• Task item: Without omitting anything, retype the data that follows.

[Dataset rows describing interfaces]
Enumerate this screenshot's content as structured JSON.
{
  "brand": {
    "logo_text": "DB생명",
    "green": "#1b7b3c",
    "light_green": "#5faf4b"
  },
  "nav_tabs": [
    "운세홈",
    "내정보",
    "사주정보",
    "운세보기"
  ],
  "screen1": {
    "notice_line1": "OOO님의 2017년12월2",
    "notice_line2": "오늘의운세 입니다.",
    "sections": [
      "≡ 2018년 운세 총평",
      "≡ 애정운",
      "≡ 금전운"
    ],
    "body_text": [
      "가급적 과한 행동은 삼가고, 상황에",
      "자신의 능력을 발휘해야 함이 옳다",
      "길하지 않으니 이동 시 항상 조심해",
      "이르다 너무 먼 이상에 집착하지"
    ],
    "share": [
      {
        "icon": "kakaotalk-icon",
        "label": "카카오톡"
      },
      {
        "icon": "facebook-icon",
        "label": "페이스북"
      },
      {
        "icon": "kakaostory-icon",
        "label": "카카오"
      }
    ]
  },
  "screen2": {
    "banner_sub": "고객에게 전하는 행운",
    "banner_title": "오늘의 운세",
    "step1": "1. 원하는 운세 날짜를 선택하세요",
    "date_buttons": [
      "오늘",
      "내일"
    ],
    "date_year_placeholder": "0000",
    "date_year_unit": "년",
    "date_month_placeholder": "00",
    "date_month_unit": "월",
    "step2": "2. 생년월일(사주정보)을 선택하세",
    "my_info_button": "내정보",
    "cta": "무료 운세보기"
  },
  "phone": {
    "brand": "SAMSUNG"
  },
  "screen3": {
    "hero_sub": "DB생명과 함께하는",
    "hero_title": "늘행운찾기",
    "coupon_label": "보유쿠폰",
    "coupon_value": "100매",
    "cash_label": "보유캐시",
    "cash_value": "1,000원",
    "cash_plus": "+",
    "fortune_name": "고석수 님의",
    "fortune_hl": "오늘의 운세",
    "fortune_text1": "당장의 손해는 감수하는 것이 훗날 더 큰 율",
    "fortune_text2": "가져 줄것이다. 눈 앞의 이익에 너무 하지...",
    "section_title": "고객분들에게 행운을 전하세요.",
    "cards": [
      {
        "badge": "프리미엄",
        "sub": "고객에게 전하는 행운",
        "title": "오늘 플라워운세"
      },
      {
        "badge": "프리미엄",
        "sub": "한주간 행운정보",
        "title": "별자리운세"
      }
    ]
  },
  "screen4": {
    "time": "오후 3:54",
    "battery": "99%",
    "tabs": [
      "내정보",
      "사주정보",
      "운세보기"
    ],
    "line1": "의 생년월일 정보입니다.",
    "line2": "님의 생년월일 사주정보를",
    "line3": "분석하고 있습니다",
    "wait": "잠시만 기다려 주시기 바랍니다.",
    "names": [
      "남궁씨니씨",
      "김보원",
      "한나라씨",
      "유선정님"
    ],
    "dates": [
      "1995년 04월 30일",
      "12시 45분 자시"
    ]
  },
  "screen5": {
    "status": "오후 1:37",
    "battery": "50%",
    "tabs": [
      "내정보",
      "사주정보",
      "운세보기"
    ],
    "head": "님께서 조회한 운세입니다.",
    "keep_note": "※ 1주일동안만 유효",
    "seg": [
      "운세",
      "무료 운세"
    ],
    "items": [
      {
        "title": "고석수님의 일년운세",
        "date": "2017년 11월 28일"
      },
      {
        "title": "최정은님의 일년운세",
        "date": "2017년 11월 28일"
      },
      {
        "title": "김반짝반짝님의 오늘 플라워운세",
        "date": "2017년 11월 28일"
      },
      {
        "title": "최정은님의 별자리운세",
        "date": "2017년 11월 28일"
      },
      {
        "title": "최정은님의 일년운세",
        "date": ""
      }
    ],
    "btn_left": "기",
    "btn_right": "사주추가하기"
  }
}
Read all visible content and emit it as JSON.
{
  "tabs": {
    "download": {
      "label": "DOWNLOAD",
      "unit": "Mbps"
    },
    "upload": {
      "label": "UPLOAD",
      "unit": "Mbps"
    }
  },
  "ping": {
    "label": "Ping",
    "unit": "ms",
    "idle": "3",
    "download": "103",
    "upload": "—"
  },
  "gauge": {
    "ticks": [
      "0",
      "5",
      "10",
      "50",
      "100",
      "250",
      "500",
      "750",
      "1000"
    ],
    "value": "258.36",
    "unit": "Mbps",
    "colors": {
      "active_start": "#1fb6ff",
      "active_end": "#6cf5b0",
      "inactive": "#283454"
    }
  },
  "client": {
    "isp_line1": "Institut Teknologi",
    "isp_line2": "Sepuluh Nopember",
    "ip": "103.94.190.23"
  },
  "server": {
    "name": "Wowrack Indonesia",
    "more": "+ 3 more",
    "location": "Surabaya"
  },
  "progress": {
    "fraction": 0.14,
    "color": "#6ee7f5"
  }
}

• Answer:
Enumerate this screenshot's content as structured JSON.
{
  "brand": {
    "logo_text": "DB생명",
    "green": "#1b7b3c",
    "light_green": "#5faf4b"
  },
  "nav_tabs": [
    "운세홈",
    "내정보",
    "사주정보",
    "운세보기"
  ],
  "screen1": {
    "notice_line1": "OOO님의 2017년12월2",
    "notice_line2": "오늘의운세 입니다.",
    "sections": [
      "≡ 2018년 운세 총평",
      "≡ 애정운",
      "≡ 금전운"
    ],
    "body_text": [
      "가급적 과한 행동은 삼가고, 상황에",
      "자신의 능력을 발휘해야 함이 옳다",
      "길하지 않으니 이동 시 항상 조심해",
      "이르다 너무 먼 이상에 집착하지"
    ],
    "share": [
      {
        "icon": "kakaotalk-icon",
        "label": "카카오톡"
      },
      {
        "icon": "facebook-icon",
        "label": "페이스북"
      },
      {
        "icon": "kakaostory-icon",
        "label": "카카오"
      }
    ]
  },
  "screen2": {
    "banner_sub": "고객에게 전하는 행운",
    "banner_title": "오늘의 운세",
    "step1": "1. 원하는 운세 날짜를 선택하세요",
    "date_buttons": [
      "오늘",
      "내일"
    ],
    "date_year_placeholder": "0000",
    "date_year_unit": "년",
    "date_month_placeholder": "00",
    "date_month_unit": "월",
    "step2": "2. 생년월일(사주정보)을 선택하세",
    "my_info_button": "내정보",
    "cta": "무료 운세보기"
  },
  "phone": {
    "brand": "SAMSUNG"
  },
  "screen3": {
    "hero_sub": "DB생명과 함께하는",
    "hero_title": "늘행운찾기",
    "coupon_label": "보유쿠폰",
    "coupon_value": "100매",
    "cash_label": "보유캐시",
    "cash_value": "1,000원",
    "cash_plus": "+",
    "fortune_name": "고석수 님의",
    "fortune_hl": "오늘의 운세",
    "fortune_text1": "당장의 손해는 감수하는 것이 훗날 더 큰 율",
    "fortune_text2": "가져 줄것이다. 눈 앞의 이익에 너무 하지...",
    "section_title": "고객분들에게 행운을 전하세요.",
    "cards": [
      {
        "badge": "프리미엄",
        "sub": "고객에게 전하는 행운",
        "title": "오늘 플라워운세"
      },
      {
        "badge": "프리미엄",
        "sub": "한주간 행운정보",
        "title": "별자리운세"
      }
    ]
  },
  "screen4": {
    "time": "오후 3:54",
    "battery": "99%",
    "tabs": [
      "내정보",
      "사주정보",
      "운세보기"
    ],
    "line1": "의 생년월일 정보입니다.",
    "line2": "님의 생년월일 사주정보를",
    "line3": "분석하고 있습니다",
    "wait": "잠시만 기다려 주시기 바랍니다.",
    "names": [
      "남궁씨니씨",
      "김보원",
      "한나라씨",
      "유선정님"
    ],
    "dates": [
      "1995년 04월 30일",
      "12시 45분 자시"
    ]
  },
  "screen5": {
    "status": "오후 1:37",
    "battery": "50%",
    "tabs": [
      "내정보",
      "사주정보",
      "운세보기"
    ],
    "head": "님께서 조회한 운세입니다.",
    "keep_note": "※ 1주일동안만 유효",
    "seg": [
      "운세",
      "무료 운세"
    ],
    "items": [
      {
        "title": "고석수님의 일년운세",
        "date": "2017년 11월 28일"
      },
      {
        "title": "최정은님의 일년운세",
        "date": "2017년 11월 28일"
      },
      {
        "title": "김반짝반짝님의 오늘 플라워운세",
        "date": "2017년 11월 28일"
      },
      {
        "title": "최정은님의 별자리운세",
        "date": "2017년 11월 28일"
      },
      {
        "title": "최정은님의 일년운세",
        "date": ""
      }
    ],
    "btn_left": "기",
    "btn_right": "사주추가하기"
  }
}
Read all visible content and emit it as JSON.
{
  "tabs": {
    "download": {
      "label": "DOWNLOAD",
      "unit": "Mbps"
    },
    "upload": {
      "label": "UPLOAD",
      "unit": "Mbps"
    }
  },
  "ping": {
    "label": "Ping",
    "unit": "ms",
    "idle": "3",
    "download": "103",
    "upload": "—"
  },
  "gauge": {
    "ticks": [
      "0",
      "5",
      "10",
      "50",
      "100",
      "250",
      "500",
      "750",
      "1000"
    ],
    "value": "258.36",
    "unit": "Mbps",
    "colors": {
      "active_start": "#1fb6ff",
      "active_end": "#6cf5b0",
      "inactive": "#283454"
    }
  },
  "client": {
    "isp_line1": "Institut Teknologi",
    "isp_line2": "Sepuluh Nopember",
    "ip": "103.94.190.23"
  },
  "server": {
    "name": "Wowrack Indonesia",
    "more": "+ 3 more",
    "location": "Surabaya"
  },
  "progress": {
    "fraction": 0.14,
    "color": "#6ee7f5"
  }
}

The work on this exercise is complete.